The match may have been lone overdue but the two legends tried their best to give their best in the match when they finally met in Jeddah Saudi Arabia.
On paper, it was obvious that somebody had to win the first-ever battle between the Undertaker and Goldberg.But until Goldberg finally suffered a chokeslam from which he was unable to rise, it seemed possible, even likely, that the match would simply end in a draw, a referee stoppage or some kind of stalemate-adjacent rule that would rob the WWE Universe of a decisive victor. Though at the very least, such a ruling would have stopped the two men from beating each other beyond the point of no return.

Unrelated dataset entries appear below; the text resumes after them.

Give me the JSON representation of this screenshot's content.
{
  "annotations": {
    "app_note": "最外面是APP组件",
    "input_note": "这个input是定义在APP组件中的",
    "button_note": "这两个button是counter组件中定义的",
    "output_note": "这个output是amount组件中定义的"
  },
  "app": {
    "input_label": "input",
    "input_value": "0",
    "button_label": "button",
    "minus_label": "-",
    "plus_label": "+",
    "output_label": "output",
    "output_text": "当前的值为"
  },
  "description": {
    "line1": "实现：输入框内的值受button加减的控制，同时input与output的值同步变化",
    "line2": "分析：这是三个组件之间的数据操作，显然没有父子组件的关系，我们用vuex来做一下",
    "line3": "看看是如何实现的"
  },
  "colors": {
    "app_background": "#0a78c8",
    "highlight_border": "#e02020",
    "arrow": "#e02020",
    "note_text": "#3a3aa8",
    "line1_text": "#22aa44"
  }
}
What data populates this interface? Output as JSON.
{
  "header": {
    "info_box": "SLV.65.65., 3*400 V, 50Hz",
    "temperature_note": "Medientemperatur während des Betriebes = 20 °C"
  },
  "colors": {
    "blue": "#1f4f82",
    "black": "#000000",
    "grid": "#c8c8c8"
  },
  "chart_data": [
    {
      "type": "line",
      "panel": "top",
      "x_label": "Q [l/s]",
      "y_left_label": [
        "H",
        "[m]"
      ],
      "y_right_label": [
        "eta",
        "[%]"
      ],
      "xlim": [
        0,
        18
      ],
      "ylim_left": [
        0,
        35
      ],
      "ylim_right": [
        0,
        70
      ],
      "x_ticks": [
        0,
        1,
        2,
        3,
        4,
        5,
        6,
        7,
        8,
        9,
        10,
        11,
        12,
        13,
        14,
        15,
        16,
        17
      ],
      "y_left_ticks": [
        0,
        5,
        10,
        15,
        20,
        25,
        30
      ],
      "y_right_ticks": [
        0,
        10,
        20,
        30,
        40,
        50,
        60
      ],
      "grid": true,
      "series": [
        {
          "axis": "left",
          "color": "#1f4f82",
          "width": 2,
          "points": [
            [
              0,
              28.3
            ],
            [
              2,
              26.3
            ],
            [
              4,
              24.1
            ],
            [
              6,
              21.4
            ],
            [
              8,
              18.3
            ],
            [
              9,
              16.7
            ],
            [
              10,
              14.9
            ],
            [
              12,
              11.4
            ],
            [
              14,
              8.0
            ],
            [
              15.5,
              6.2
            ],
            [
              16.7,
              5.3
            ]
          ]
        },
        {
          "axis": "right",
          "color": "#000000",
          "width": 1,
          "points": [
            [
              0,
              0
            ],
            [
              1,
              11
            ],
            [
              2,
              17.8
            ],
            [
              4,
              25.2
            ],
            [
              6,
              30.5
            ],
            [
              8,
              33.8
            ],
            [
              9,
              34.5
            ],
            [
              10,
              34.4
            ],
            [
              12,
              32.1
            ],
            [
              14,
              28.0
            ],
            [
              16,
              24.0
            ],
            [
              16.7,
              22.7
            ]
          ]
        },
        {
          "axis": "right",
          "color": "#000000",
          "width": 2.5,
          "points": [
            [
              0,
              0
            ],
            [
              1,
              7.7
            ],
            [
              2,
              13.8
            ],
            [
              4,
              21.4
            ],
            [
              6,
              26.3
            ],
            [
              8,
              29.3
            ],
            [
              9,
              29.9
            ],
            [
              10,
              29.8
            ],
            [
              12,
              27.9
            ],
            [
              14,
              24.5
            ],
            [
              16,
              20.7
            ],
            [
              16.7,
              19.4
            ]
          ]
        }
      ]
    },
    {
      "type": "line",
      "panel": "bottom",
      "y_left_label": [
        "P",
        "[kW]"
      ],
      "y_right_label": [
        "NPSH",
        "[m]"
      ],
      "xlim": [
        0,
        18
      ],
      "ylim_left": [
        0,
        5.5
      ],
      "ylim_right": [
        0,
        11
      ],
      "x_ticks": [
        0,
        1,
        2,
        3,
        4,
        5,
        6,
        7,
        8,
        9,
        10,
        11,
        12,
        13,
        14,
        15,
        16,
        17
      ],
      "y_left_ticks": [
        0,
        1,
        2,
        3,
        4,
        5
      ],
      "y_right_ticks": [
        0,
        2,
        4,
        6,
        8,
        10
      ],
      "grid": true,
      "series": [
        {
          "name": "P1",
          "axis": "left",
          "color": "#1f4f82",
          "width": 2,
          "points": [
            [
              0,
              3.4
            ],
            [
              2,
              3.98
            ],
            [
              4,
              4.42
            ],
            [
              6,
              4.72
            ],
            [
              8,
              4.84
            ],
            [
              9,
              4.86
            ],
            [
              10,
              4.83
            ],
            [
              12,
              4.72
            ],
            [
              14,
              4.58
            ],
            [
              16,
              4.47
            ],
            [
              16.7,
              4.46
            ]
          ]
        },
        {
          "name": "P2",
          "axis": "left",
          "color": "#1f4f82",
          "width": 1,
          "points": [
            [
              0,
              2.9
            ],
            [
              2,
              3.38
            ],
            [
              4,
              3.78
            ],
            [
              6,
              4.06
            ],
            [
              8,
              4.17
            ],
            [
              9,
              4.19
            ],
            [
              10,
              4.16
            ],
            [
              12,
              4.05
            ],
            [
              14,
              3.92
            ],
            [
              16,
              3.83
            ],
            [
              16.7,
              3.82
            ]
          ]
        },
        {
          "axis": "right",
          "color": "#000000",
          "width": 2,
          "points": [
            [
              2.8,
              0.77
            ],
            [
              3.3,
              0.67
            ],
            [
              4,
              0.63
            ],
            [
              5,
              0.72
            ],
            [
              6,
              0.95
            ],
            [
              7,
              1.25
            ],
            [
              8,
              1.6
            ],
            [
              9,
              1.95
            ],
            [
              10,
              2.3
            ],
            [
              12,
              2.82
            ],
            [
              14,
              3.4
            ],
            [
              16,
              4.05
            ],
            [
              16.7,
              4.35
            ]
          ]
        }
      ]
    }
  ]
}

Even with just one week to talk up the match, it was abundantly clear for both Superstars that the first-time-ever clash was matter of pride for the former Monday Night War stalwarts. So, of course, The Deadman was going to sit up after suffering two Spears, kick out of a Jackhammer, and turn back the clock with a textbook Old School to the former Universal Champion. And, likewise, of course Goldberg was going to take The Phenom’s best shots, get in his foe’s face to start the match, wrench his way free of a chokeslam, and continue to fight, despite getting the worst of a missed charge to the corner.
It was, in every sense of the word, a war of attrition, one that would only end when one man made a mistake. Goldberg, perhaps growing somewhat desperate, was the one to do so, attempting a Tombstone Piledriver that he was unable to complete. When Undertaker made it back to his feet, he quickly ensnared his opponent by the throat, drilled him to the mat with a thunderous Chokeslam, and that was that. Another one in the history books, and another lesson painfully learned. Who’s next, who’s last; it doesn’t matter. The bell tolls for them all.